I may be in the minority among teachers when I say, “Hey, get those headphones on!” However, I always come back to the same conclusion… My writing always goes better with music. (Usually the louder, the better.) Why, then, would I ask my students to write in silence?

4 thoughts on “Making Peace with the Pod

  1. Dawn Hogue says:

    Even more important than the obvious truth about a virtual personal space is the fact that listening to their own music is for teens, “one of the few things that others can’t control or take away.” And when you say others, I think you mean adults. Unfortunately, school, especially high school (when adolescence gives way to young adulthood and students begin the process of separation in overt ways), is about power and control. All else is subordinate to that. As adults, we teachers may think we’ll win the power game, but we won’t, and even thinking we should play it undermines our whole purpose. So, yes, listen, but let’s also talk about when and why we listen, and even discuss the consequences of a group of people who, while sharing the same physical space are, by means of an iPod, not sharing it at all. Great post, as usual Amy!

    • Ms. H says:

      I agree–an important component of embracing musical listening in class is the students’ awareness of why and when. So far, I haven’t had any discussions of depth with my students about WHY, other than “it may help you concentrate and tune in to your own thoughts,” but further discussion might even enhance the effectiveness of this strategy. And as far as the consequences of a community of individuals who are in their own little world, I think those will emerge more and more as the “digital age” progresses, but I sometimes wonder whether we’re as detached as we’re hyped up to be… I tend to think we’re hyperconnected instead, making mental privacy all the more precious. But that’s an introvert’s opinion! 🙂

  2. Mrs. Sampson says:

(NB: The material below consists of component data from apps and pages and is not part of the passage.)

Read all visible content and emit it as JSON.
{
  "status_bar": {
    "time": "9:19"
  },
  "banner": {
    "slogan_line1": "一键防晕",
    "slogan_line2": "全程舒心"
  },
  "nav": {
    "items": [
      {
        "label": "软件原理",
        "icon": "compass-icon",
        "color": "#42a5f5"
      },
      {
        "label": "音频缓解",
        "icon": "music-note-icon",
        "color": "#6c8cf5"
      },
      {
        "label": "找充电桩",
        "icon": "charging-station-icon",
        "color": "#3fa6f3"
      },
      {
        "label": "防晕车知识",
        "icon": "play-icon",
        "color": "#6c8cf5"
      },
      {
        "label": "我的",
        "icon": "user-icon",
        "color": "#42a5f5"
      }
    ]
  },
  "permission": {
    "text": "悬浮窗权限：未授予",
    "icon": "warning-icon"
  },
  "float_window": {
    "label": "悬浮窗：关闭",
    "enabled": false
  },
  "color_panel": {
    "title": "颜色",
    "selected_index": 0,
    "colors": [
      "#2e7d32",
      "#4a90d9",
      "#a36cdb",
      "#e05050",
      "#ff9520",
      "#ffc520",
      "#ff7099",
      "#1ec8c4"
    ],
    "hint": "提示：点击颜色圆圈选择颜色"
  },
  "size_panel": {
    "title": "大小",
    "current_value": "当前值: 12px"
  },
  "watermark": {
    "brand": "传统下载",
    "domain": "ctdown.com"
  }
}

    Hello, Ms. Harter! I just stopped by to read your latest two entries, and I feel inspired after reading. 🙂 First of all, I LOVE that you did reading interviews! Since my PDP goal is focused on speaking and learning, I have been doing a lot of “stuff” in regard to verbal communication in my classroom, but reading interviews hadn’t crossed my mind. What a great idea! I love it! I intend on posting soon about my observations in regard to the different “talking pieces” I’ve added to my classroom, but I am definitely inspired by the reading interviews. Secondly, I wanted to comment on this idea of music during work-time. Like you, I think this concept makes TOTAL sense. At the beginning of the semester in my Creative Writing class, I couldn’t figure out why some students refused to write in class. It seemed like they wanted to do anything BUT write creatively–some of them would even work on MATH homework! Then, a few weeks into the semester, I decided to have a big discussion with them about how they can create their ideal writing environment in my classroom. I utilized a few avid writers to get the discussion going. The handful of students who came to class with energetic hands made a not-so-shocking suggestion: “Bring your iPod to class.” It turned out to be a valuable conversation because many students didn’t know I would allow them to listen to music. After that discussion (and the purchase of two bean-bag chairs), they are doing so much better with writing time. One student even explained that without music, you can’t ignore the fact that you’re in school, but with music, it’s easier to pretend you’re in your bedroom. I can’t take that away from them (nor would I want to)! I really do like your idea about the sign that says it’s okay to listen to music. I find that sometimes I have to wait awkwardly for kids to pull their ear buds out when I’m ready to address the whole class again. 🙂 You rule!

Leave a Reply

Your email address will not be published. Required fields are marked *